▶ _Work item_
Repeat, exactly and completely, the entries shown underneath.

(Extracted data entries)
-*-*-
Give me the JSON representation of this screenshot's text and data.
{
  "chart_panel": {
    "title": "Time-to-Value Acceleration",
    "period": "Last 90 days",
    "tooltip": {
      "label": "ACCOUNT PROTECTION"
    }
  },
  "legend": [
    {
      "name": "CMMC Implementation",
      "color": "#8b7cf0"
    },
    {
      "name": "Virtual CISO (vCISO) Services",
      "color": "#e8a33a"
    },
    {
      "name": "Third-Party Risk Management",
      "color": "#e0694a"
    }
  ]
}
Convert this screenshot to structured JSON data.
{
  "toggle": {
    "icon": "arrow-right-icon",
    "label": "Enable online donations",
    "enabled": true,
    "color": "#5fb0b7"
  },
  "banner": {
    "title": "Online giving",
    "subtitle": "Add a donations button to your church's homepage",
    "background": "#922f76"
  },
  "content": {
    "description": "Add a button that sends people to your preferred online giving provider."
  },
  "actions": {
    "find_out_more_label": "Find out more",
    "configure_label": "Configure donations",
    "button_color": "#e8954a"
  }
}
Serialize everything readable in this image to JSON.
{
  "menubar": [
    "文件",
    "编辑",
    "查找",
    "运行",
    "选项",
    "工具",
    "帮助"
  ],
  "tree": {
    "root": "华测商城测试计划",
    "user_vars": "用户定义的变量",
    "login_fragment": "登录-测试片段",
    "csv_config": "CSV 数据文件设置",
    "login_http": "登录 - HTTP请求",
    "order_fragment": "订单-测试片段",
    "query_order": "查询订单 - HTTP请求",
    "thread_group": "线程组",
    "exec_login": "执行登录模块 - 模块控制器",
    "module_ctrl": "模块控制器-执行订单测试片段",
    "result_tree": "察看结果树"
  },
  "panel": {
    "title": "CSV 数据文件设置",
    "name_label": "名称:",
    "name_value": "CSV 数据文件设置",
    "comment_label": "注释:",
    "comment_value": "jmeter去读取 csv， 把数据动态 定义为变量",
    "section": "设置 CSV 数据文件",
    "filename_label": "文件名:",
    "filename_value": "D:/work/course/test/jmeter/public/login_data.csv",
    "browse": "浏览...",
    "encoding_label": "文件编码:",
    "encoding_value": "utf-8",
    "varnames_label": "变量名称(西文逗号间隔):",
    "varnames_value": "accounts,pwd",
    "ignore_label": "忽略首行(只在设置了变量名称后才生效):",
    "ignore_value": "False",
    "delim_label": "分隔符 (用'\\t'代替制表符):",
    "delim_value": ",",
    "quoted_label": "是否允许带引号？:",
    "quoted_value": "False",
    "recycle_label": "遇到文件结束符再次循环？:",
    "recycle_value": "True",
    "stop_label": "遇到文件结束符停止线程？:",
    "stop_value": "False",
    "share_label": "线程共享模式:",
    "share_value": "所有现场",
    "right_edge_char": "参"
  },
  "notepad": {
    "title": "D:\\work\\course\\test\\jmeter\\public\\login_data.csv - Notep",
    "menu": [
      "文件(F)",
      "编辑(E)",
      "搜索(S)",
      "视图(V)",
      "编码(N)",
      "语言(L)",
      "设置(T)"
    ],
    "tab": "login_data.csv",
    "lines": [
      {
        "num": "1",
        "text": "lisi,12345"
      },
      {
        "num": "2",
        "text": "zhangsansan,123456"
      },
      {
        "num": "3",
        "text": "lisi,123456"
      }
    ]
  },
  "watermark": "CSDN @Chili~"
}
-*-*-
▶ _Solution for this problem_
Give me the JSON representation of this screenshot's text and data.
{
  "chart_panel": {
    "title": "Time-to-Value Acceleration",
    "period": "Last 90 days",
    "tooltip": {
      "label": "ACCOUNT PROTECTION"
    }
  },
  "legend": [
    {
      "name": "CMMC Implementation",
      "color": "#8b7cf0"
    },
    {
      "name": "Virtual CISO (vCISO) Services",
      "color": "#e8a33a"
    },
    {
      "name": "Third-Party Risk Management",
      "color": "#e0694a"
    }
  ]
}
Convert this screenshot to structured JSON data.
{
  "toggle": {
    "icon": "arrow-right-icon",
    "label": "Enable online donations",
    "enabled": true,
    "color": "#5fb0b7"
  },
  "banner": {
    "title": "Online giving",
    "subtitle": "Add a donations button to your church's homepage",
    "background": "#922f76"
  },
  "content": {
    "description": "Add a button that sends people to your preferred online giving provider."
  },
  "actions": {
    "find_out_more_label": "Find out more",
    "configure_label": "Configure donations",
    "button_color": "#e8954a"
  }
}
Serialize everything readable in this image to JSON.
{
  "menubar": [
    "文件",
    "编辑",
    "查找",
    "运行",
    "选项",
    "工具",
    "帮助"
  ],
  "tree": {
    "root": "华测商城测试计划",
    "user_vars": "用户定义的变量",
    "login_fragment": "登录-测试片段",
    "csv_config": "CSV 数据文件设置",
    "login_http": "登录 - HTTP请求",
    "order_fragment": "订单-测试片段",
    "query_order": "查询订单 - HTTP请求",
    "thread_group": "线程组",
    "exec_login": "执行登录模块 - 模块控制器",
    "module_ctrl": "模块控制器-执行订单测试片段",
    "result_tree": "察看结果树"
  },
  "panel": {
    "title": "CSV 数据文件设置",
    "name_label": "名称:",
    "name_value": "CSV 数据文件设置",
    "comment_label": "注释:",
    "comment_value": "jmeter去读取 csv， 把数据动态 定义为变量",
    "section": "设置 CSV 数据文件",
    "filename_label": "文件名:",
    "filename_value": "D:/work/course/test/jmeter/public/login_data.csv",
    "browse": "浏览...",
    "encoding_label": "文件编码:",
    "encoding_value": "utf-8",
    "varnames_label": "变量名称(西文逗号间隔):",
    "varnames_value": "accounts,pwd",
    "ignore_label": "忽略首行(只在设置了变量名称后才生效):",
    "ignore_value": "False",
    "delim_label": "分隔符 (用'\\t'代替制表符):",
    "delim_value": ",",
    "quoted_label": "是否允许带引号？:",
    "quoted_value": "False",
    "recycle_label": "遇到文件结束符再次循环？:",
    "recycle_value": "True",
    "stop_label": "遇到文件结束符停止线程？:",
    "stop_value": "False",
    "share_label": "线程共享模式:",
    "share_value": "所有现场",
    "right_edge_char": "参"
  },
  "notepad": {
    "title": "D:\\work\\course\\test\\jmeter\\public\\login_data.csv - Notep",
    "menu": [
      "文件(F)",
      "编辑(E)",
      "搜索(S)",
      "视图(V)",
      "编码(N)",
      "语言(L)",
      "设置(T)"
    ],
    "tab": "login_data.csv",
    "lines": [
      {
        "num": "1",
        "text": "lisi,12345"
      },
      {
        "num": "2",
        "text": "zhangsansan,123456"
      },
      {
        "num": "3",
        "text": "lisi,123456"
      }
    ]
  },
  "watermark": "CSDN @Chili~"
}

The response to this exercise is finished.